Leo Frank Innocent, Says Mrs. Appelbaum

Another in our series of new transcriptions of contemporary articles on the Leo Frank case.

Atlanta Constitution
August 1st, 1913

Acquitted in Same Courtroom, She Is Now Eager Spectator at Big Trial.

A little woman, neatly dressed and wearing a dark hat crowned with a flowing aigrette, slipped quietly into the rear of the courtroom at the afternoon session of the Frank trial yesterday afternoon, and sat down near the press table unnoticed.

Presently, a reporter looked up from his notes, caught sight of her and instantly walked to where she sat. Soon reporters swarmed around her. The press table and trial proceedings were almost deserted for the moment by the Fourth Estate.

She was Mrs. Callie Scott Appelbaum, principal figure in one of Atlanta’s recent murder trials, when she was arraigned before the court on a charge of murdering her husband, Jerome Appelbaum, in the Dakota hotel.

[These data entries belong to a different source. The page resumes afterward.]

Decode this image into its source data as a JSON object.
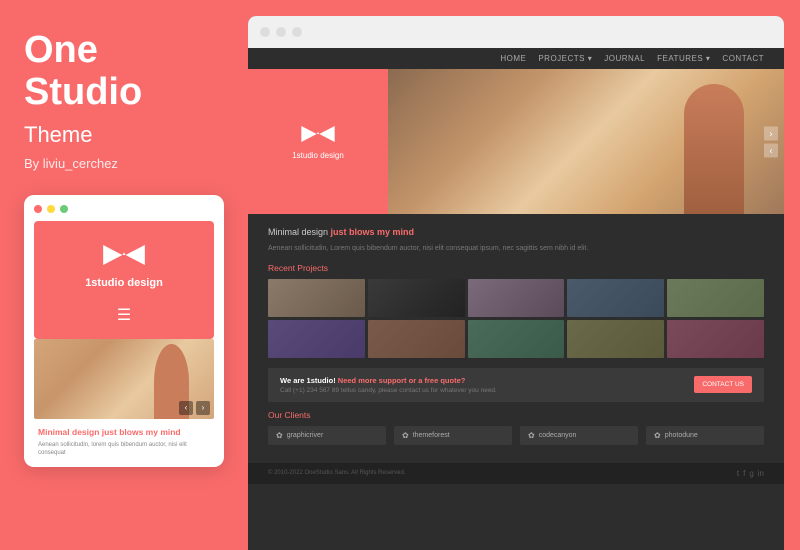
{
  "left": {
    "title_line1": "One",
    "title_line2": "Studio",
    "subtitle": "Theme",
    "author": "By liviu_cerchez",
    "mobile": {
      "brand": "1studio design",
      "heading": "Minimal design just blows my mind",
      "body_text": "Aenean sollicitudin, lorem quis bibendum auctor, nisi elit consequat"
    }
  },
  "right": {
    "nav_items": [
      "HOME",
      "PROJECTS ▾",
      "JOURNAL",
      "FEATURES ▾",
      "CONTACT"
    ],
    "hero_brand": "1studio design",
    "tagline_normal": "Minimal design ",
    "tagline_accent": "just blows my mind",
    "description": "Aenean sollicitudin, Lorem quis bibendum auctor, nisi elit consequat ipsum, nec sagittis sem nibh id elit.",
    "recent_projects": "Recent Projects",
    "cta_heading_pre": "We are 1studio! ",
    "cta_heading_accent": "Need more support or a free quote?",
    "cta_phone": "Call (+1) 234 567 89 tellus candy, please contact us for whatever you need.",
    "cta_button": "CONTACT US",
    "clients_title": "Our Clients",
    "clients": [
      {
        "icon": "✿",
        "name": "graphicriver"
      },
      {
        "icon": "✿",
        "name": "themeforest"
      },
      {
        "icon": "✿",
        "name": "codecanyon"
      },
      {
        "icon": "✿",
        "name": "photodune"
      }
    ],
    "footer_copy": "© 2010-2022 OneStudio Sans. All Rights Reserved.",
    "social_icons": [
      "t",
      "f",
      "g",
      "in"
    ]
  },
  "colors": {
    "accent": "#f96b6b",
    "dark_bg": "#2d2d2d",
    "white": "#ffffff"
  }
}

Puts Hat on Press Table.

She looked up very much surprised as the reporters came. She smiled and removed her hat, asked if it would be allowed on the press table.

“I didn’t want you boys to know I was here,” she said sweetly. “That’s why I stole in the back way.”

The newspaper men prevailed upon her to go into an ante-room where she could be interviewed. In order to keep from attracting notice, she walked into the jury room, where she requested that the interview be short—very short, as she wanted to hear the trial.

The first thing she did was to deny the rumor that has been in circulation for several days to the effect that she had admitted to Detective Bob Waggoner and Attorney Bob Thompson that she shot her husband. She declared it was the first she had heard of the report.

“I have nothing to confess, boys,” she stated. “The story as I told it on the stand is the truth. That and nothing more. Every Sunday I go out to Mr. Appelbaum’s grave and put flowers upon it. Some Sundays I have been almost too sick to arise from bed, but have always made the trip to the cemetery.”

She came to the Frank trial, she said, because she sympathized, with the defendant. She realized how uncomfortable he was under fire of such charges, and, having been once in a similar predicament, said she “kinder” wanted to see how it looked to the “other fellow.”

Believes Frank Innocent.

“I do not believe Frank committed the crime,” she told. “It doesn’t look possible. It looks too much like the work of a negro. I can’t conceive how a white man can do such a horrible thing. In the long run, I do not doubt that he will be cleared. Right is right and right will conquer.”

She was given a standing invitation by the reporters who are covering the trial to sit at the press table any time she wished to attend the proceedings. She thanked them graciously, saying:

“I think you boys do owe me some consideration. Remember the ‘copy’ I once furnished you?”

She said that she had only time to hear Thursday afternoon’s session, as she had to stay at work in her hairdressing parlors on Peachtree street. She stated, however, that she would “try to find time to come again.”